TRY IT >> Copy every line below that has the word "Thiết" in it.

RECORDS FOR THIS EXERCISE >>
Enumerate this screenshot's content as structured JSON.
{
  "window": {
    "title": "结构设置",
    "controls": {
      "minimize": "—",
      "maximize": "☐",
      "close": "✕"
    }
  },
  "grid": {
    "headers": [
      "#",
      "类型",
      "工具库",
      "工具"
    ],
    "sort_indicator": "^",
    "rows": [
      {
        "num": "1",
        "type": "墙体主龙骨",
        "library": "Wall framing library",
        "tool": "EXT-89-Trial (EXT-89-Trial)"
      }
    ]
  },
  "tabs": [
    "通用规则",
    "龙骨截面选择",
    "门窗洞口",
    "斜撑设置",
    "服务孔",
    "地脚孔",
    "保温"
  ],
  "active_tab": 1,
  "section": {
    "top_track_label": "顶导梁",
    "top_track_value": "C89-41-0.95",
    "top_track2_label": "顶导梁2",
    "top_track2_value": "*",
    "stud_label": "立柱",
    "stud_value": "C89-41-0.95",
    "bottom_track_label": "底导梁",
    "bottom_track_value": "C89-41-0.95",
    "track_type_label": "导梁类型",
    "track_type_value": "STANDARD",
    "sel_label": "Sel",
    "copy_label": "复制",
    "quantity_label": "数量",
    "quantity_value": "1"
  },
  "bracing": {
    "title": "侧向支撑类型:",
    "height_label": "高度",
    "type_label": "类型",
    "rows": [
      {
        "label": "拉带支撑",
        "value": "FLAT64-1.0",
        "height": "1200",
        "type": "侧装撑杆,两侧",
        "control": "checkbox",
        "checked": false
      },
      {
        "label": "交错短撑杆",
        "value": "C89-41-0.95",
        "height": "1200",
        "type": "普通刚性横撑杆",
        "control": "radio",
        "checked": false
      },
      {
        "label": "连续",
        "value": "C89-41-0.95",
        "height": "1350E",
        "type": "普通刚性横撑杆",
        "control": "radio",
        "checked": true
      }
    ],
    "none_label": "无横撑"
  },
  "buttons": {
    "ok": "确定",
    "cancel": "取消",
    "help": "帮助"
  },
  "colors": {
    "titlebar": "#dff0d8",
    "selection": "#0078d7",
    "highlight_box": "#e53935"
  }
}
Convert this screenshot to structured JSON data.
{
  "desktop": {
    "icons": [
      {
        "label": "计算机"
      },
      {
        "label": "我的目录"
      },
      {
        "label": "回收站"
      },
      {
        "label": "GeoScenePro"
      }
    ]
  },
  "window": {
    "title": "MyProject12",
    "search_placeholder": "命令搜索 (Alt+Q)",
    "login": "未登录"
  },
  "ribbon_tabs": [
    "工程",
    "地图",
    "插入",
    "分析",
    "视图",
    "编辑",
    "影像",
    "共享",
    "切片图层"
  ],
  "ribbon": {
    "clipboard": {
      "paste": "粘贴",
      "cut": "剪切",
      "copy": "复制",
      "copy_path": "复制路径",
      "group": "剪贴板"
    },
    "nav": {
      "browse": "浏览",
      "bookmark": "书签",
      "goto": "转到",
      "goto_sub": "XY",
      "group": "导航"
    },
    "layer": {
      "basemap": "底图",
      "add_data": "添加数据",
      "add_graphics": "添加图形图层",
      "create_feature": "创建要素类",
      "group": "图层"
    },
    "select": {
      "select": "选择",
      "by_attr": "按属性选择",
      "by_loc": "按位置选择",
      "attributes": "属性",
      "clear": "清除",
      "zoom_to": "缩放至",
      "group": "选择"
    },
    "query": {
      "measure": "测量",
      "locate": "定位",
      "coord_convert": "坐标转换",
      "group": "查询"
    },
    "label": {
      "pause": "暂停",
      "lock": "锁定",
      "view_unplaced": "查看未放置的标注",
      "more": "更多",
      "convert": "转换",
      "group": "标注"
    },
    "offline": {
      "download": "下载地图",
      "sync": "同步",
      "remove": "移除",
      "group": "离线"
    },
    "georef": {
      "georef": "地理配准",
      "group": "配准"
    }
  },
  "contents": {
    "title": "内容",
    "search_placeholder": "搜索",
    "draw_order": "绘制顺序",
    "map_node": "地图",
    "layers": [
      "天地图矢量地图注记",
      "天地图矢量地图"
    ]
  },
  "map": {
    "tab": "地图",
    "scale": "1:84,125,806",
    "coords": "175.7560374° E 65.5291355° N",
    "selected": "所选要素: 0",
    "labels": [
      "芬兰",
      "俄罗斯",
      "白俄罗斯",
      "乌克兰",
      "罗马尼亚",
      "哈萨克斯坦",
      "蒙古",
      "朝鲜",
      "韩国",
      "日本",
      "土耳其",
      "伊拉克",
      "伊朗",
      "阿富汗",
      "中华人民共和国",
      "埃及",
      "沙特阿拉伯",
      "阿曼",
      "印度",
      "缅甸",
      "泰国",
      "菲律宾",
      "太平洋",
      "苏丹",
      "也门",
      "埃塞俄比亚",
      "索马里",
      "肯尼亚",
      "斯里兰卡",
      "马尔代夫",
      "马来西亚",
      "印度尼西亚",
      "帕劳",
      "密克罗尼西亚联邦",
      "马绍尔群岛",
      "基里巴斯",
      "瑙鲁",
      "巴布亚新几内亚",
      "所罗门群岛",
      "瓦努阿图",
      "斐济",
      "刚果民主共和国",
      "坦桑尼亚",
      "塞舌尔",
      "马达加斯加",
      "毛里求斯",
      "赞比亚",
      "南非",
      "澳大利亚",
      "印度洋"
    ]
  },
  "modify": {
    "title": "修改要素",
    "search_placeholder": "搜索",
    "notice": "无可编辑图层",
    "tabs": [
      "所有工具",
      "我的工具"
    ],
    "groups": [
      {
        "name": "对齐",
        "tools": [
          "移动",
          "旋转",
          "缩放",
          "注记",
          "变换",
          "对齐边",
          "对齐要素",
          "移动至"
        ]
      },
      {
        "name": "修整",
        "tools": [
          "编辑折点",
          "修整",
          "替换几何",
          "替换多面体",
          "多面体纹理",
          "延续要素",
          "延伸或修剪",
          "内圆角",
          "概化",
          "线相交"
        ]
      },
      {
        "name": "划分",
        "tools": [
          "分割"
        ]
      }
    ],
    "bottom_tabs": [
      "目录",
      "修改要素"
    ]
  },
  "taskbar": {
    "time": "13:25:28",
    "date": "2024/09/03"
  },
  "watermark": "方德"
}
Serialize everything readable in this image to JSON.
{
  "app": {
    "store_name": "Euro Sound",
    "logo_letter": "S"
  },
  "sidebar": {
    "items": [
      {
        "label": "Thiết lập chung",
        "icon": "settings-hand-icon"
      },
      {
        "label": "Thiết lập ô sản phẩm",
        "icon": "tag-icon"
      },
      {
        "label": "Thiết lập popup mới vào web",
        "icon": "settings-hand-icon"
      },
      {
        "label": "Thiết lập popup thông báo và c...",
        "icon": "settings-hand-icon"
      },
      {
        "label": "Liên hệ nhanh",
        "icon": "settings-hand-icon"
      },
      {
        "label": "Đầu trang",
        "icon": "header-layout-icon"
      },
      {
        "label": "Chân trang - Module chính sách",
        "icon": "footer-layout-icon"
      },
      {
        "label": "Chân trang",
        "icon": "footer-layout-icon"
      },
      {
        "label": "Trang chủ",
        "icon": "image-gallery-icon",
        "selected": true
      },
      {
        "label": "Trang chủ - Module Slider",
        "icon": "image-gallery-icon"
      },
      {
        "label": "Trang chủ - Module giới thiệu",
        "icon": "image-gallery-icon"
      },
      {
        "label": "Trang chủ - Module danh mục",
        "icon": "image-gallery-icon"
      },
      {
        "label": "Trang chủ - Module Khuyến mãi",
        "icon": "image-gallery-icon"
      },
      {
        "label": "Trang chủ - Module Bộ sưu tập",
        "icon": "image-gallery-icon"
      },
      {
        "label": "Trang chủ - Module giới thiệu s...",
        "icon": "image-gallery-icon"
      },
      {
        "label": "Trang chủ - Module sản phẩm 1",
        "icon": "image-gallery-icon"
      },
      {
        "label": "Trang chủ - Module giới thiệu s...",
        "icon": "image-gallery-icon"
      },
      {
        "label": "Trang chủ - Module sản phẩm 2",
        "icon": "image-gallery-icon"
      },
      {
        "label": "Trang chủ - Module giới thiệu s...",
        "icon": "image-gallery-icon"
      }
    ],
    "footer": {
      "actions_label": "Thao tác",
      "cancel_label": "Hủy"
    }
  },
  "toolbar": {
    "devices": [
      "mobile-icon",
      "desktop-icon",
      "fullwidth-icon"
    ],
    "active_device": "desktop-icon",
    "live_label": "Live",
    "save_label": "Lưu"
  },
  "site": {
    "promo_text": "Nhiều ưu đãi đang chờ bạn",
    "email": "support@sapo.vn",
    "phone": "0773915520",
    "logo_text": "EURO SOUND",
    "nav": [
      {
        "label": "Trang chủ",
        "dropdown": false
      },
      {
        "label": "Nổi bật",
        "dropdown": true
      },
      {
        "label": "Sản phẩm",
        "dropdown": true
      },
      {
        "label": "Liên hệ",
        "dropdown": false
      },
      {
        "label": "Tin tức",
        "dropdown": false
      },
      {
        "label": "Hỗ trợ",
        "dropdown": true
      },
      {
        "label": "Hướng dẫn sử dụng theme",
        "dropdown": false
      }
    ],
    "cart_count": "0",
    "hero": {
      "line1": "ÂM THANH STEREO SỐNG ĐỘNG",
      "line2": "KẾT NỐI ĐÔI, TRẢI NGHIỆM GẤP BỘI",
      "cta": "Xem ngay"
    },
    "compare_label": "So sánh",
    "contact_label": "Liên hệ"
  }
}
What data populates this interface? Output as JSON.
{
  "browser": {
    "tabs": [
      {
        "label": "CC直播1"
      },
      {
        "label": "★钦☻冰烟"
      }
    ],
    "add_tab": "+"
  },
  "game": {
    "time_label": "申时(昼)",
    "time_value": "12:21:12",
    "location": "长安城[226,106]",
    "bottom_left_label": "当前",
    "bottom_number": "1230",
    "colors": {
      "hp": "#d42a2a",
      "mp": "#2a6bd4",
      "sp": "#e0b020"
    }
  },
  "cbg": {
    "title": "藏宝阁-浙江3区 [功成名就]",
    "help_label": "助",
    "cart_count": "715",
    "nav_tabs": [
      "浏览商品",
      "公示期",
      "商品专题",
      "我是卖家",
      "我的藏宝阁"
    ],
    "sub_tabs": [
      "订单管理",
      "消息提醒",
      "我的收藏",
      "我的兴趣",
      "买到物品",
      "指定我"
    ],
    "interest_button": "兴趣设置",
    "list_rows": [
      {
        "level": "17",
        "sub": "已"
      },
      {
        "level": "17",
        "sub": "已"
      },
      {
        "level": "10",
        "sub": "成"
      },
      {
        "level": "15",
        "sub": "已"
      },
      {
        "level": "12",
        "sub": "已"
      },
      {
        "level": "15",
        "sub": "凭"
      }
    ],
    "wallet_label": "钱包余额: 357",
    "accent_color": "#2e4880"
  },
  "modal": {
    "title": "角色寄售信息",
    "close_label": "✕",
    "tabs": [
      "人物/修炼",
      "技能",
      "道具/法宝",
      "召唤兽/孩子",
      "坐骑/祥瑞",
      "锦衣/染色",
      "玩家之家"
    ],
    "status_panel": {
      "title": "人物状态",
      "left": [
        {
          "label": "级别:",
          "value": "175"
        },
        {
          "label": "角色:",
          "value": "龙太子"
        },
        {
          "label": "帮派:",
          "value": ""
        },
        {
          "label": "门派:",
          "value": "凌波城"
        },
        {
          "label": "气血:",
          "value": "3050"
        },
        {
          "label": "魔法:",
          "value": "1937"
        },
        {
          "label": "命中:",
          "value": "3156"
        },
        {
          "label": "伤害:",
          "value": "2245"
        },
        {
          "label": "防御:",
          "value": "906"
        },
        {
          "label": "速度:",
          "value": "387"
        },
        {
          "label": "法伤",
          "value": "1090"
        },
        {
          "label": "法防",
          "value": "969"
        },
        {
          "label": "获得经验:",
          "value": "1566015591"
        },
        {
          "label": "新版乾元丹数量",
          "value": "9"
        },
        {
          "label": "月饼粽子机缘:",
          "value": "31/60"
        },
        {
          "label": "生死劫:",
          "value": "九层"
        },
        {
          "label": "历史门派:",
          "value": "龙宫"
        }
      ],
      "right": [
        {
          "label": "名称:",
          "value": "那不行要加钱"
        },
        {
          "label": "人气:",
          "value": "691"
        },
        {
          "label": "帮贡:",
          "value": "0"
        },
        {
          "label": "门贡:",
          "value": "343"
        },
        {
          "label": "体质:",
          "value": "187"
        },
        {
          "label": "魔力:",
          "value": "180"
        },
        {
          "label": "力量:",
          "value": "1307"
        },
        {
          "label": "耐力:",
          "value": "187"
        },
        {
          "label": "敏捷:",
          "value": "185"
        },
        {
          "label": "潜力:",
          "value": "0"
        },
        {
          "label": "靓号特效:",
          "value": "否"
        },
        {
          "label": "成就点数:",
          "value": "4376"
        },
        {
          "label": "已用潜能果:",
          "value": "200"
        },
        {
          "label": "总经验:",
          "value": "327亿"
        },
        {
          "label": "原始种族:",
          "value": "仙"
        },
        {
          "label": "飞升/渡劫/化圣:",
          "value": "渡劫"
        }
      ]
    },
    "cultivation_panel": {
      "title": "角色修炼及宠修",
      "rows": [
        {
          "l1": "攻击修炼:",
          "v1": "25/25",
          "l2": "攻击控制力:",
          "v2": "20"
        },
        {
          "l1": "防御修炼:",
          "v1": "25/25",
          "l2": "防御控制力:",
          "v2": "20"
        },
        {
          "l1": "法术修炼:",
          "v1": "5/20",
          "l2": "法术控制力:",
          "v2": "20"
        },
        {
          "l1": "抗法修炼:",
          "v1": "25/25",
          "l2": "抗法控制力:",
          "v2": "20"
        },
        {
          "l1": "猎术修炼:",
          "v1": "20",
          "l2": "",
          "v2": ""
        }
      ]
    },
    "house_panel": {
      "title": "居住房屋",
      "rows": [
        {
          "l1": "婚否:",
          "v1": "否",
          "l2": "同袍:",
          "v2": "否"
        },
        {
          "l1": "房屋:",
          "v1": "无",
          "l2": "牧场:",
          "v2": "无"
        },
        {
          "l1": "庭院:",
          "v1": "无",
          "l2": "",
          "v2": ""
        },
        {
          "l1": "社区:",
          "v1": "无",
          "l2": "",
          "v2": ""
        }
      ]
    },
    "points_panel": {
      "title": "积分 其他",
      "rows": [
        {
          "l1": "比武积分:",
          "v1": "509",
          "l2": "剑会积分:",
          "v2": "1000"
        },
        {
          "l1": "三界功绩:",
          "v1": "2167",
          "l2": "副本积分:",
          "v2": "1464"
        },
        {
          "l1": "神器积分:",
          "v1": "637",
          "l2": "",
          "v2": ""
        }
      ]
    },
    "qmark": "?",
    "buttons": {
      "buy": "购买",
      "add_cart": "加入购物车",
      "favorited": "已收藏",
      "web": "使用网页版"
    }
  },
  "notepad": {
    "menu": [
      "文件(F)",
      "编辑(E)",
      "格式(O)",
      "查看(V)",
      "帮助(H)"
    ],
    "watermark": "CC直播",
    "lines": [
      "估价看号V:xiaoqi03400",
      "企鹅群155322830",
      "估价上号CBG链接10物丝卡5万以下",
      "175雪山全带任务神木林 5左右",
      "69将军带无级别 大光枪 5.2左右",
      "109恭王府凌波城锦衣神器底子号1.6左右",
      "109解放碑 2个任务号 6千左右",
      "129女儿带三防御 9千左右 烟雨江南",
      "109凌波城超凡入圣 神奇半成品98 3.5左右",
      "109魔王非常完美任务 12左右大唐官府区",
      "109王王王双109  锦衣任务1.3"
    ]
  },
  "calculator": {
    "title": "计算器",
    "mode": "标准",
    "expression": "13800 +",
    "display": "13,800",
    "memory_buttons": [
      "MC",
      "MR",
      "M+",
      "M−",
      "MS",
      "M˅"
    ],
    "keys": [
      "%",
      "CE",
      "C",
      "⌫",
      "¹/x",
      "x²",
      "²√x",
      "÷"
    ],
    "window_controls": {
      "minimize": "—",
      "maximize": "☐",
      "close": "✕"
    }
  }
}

THE COMPLETED TASK >>
        "label": "Thiết lập chung",
        "label": "Thiết lập ô sản phẩm",
        "label": "Thiết lập popup mới vào web",
        "label": "Thiết lập popup thông báo và c...",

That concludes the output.